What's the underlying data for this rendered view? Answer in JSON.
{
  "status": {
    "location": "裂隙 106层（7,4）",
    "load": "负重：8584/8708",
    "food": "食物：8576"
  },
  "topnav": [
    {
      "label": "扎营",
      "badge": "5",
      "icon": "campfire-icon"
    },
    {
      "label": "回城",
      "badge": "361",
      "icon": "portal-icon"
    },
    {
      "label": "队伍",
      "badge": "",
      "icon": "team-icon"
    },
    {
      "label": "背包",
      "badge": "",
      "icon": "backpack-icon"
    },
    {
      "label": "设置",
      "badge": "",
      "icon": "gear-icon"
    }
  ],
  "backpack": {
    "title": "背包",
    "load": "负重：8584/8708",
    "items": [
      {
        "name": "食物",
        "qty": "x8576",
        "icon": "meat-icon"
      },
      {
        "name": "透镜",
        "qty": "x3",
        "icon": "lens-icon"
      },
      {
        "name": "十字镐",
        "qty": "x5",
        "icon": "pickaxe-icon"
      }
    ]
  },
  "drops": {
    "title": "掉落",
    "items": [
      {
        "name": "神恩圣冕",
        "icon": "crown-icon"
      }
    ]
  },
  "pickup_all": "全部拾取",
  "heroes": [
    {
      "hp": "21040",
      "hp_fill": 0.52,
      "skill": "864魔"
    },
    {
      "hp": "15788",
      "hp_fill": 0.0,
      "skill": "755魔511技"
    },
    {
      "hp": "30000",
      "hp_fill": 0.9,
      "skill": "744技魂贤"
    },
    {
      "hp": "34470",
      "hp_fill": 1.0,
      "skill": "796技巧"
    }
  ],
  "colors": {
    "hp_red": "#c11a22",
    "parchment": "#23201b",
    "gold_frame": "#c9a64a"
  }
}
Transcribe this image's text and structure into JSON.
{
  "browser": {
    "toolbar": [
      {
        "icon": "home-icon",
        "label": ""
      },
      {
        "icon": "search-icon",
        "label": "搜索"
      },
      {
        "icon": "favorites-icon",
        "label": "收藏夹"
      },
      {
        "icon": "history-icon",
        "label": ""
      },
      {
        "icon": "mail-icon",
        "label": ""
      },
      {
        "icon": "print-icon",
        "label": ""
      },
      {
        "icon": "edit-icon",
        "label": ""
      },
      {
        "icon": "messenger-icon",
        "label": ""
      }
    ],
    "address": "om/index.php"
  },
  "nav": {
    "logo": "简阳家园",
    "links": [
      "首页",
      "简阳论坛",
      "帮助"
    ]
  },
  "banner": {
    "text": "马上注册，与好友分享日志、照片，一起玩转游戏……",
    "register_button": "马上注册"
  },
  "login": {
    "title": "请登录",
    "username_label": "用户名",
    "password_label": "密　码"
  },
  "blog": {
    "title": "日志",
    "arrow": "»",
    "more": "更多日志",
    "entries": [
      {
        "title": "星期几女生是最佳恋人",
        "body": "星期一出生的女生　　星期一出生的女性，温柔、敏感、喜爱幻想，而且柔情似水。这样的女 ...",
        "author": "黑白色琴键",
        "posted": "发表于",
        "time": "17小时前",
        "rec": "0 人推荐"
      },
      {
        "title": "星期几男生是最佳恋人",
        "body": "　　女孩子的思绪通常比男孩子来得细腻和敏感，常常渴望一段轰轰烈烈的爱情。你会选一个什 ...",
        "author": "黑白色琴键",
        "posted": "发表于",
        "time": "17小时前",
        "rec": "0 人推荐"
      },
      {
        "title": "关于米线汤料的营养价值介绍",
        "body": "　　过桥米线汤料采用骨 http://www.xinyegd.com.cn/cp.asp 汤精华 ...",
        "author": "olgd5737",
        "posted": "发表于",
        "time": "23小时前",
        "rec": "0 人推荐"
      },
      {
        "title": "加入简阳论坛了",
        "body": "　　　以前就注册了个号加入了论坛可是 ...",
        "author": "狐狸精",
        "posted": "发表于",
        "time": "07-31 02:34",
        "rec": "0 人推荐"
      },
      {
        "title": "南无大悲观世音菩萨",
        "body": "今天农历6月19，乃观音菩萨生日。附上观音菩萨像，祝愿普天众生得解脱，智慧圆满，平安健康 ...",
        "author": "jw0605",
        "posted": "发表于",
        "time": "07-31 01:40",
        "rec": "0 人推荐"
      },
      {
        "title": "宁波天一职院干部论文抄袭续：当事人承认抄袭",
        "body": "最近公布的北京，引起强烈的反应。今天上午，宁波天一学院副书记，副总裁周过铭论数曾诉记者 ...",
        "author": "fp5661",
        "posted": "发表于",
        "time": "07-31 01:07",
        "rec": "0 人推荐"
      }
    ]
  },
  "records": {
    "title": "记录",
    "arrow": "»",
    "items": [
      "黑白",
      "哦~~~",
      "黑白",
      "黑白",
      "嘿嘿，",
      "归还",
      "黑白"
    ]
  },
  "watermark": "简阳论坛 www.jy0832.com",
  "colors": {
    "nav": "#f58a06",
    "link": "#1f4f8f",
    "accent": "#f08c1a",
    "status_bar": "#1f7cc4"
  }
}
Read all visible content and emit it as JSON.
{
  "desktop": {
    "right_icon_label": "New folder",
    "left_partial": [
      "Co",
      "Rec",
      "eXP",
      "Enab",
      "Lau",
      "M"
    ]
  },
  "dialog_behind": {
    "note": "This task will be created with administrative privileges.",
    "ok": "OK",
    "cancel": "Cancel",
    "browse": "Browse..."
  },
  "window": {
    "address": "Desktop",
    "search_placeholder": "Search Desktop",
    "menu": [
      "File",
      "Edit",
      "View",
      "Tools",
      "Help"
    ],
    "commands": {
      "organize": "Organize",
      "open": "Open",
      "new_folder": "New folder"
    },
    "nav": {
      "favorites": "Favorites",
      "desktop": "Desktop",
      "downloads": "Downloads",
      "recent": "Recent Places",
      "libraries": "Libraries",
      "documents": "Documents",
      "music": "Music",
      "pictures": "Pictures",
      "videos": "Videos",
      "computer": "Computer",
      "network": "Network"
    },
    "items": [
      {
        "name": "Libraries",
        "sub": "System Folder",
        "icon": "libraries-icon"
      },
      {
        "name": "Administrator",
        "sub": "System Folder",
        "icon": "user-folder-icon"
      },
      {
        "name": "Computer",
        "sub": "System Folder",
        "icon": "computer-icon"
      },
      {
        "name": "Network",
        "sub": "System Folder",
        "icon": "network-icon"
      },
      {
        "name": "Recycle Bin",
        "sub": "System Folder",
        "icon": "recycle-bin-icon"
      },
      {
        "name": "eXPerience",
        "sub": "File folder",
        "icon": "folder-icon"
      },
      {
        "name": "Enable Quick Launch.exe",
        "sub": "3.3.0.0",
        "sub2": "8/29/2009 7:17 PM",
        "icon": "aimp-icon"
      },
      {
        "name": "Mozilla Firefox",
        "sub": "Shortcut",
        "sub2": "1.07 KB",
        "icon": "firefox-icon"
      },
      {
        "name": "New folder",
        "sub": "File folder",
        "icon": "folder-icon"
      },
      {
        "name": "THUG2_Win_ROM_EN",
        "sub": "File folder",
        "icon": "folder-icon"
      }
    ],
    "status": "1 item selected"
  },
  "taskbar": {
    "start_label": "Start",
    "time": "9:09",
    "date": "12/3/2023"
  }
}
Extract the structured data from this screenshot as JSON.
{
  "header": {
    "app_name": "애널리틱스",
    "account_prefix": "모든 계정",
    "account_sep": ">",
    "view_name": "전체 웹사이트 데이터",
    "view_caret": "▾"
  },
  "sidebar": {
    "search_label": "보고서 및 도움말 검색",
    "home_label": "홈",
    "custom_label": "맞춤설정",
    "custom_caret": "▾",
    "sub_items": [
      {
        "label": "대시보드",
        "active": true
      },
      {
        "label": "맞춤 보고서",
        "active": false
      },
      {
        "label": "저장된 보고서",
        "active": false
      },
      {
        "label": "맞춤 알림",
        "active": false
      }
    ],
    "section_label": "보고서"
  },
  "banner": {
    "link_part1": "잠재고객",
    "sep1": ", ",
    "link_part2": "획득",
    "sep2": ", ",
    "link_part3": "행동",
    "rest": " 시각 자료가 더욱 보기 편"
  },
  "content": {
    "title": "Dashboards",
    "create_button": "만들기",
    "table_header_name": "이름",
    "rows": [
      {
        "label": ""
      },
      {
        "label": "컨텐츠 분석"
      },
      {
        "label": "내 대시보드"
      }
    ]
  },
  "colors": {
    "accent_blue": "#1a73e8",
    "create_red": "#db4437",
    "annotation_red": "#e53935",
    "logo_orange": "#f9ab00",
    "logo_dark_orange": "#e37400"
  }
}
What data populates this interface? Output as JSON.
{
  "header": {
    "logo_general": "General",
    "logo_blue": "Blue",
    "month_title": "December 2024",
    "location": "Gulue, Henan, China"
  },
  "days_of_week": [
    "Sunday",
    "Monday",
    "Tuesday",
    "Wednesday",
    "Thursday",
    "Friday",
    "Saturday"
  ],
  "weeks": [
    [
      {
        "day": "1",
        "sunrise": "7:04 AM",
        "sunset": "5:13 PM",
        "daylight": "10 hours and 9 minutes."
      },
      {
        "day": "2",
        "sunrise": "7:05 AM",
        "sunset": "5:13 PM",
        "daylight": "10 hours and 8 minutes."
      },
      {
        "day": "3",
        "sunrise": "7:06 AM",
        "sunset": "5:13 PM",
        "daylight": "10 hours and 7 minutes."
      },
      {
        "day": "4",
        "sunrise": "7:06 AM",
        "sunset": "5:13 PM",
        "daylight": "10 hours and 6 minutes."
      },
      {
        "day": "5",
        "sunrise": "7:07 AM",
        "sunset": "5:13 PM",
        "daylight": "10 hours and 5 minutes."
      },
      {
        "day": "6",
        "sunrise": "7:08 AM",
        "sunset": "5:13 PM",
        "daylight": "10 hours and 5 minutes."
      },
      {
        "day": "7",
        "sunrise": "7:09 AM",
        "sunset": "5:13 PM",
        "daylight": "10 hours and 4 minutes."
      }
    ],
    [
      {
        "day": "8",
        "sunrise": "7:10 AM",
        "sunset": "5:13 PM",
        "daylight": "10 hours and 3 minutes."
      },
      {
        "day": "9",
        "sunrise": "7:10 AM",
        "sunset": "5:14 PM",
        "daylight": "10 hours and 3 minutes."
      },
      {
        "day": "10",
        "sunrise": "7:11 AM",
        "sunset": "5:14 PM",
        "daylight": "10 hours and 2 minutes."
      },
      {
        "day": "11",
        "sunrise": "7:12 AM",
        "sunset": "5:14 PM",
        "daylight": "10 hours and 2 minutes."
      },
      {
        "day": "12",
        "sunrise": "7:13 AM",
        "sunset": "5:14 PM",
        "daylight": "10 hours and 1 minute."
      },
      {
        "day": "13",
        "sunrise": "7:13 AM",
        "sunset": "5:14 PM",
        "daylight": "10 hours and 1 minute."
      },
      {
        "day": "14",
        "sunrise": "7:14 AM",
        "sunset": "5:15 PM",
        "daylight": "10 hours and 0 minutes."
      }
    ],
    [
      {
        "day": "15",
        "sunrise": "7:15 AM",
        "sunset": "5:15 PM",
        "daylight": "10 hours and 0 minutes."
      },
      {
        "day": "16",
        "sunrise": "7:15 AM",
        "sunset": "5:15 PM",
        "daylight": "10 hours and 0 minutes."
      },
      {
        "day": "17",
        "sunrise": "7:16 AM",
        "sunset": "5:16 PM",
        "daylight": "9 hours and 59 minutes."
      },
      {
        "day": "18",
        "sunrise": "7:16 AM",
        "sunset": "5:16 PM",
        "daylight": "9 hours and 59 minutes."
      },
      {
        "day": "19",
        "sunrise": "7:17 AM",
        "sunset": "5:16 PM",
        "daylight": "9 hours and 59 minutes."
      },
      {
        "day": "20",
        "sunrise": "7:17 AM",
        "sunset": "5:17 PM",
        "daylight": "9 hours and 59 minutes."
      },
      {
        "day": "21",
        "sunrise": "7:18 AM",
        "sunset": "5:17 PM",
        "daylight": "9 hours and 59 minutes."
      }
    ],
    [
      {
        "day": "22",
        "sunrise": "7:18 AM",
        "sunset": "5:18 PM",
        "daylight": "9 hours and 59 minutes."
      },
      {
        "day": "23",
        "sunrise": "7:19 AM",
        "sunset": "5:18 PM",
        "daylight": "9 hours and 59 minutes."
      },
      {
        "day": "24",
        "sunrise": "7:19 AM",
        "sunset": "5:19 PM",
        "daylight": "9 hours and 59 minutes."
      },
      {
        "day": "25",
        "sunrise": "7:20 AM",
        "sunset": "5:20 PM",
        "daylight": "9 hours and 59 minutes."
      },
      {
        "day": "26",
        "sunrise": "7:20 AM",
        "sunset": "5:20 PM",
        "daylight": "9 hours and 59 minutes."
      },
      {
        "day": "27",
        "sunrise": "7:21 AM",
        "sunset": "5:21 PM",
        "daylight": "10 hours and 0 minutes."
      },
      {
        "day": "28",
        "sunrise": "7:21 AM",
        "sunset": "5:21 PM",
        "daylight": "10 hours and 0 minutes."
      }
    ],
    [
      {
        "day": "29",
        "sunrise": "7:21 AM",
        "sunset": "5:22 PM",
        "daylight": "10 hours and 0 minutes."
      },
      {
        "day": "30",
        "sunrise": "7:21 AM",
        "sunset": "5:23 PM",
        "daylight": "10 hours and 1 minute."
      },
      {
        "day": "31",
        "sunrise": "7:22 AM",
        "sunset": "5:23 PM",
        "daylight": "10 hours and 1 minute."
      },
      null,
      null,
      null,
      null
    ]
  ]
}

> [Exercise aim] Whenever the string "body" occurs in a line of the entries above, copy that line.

> [Output of the task]
        "body": "星期一出生的女生　　星期一出生的女性，温柔、敏感、喜爱幻想，而且柔情似水。这样的女 ...",
        "body": "　　女孩子的思绪通常比男孩子来得细腻和敏感，常常渴望一段轰轰烈烈的爱情。你会选一个什 ...",
        "body": "　　过桥米线汤料采用骨 http://www.xinyegd.com.cn/cp.asp 汤精华 ...",
        "body": "　　　以前就注册了个号加入了论坛可是 ...",
        "body": "今天农历6月19，乃观音菩萨生日。附上观音菩萨像，祝愿普天众生得解脱，智慧圆满，平安健康 ...",
        "body": "最近公布的北京，引起强烈的反应。今天上午，宁波天一学院副书记，副总裁周过铭论数曾诉记者 ...",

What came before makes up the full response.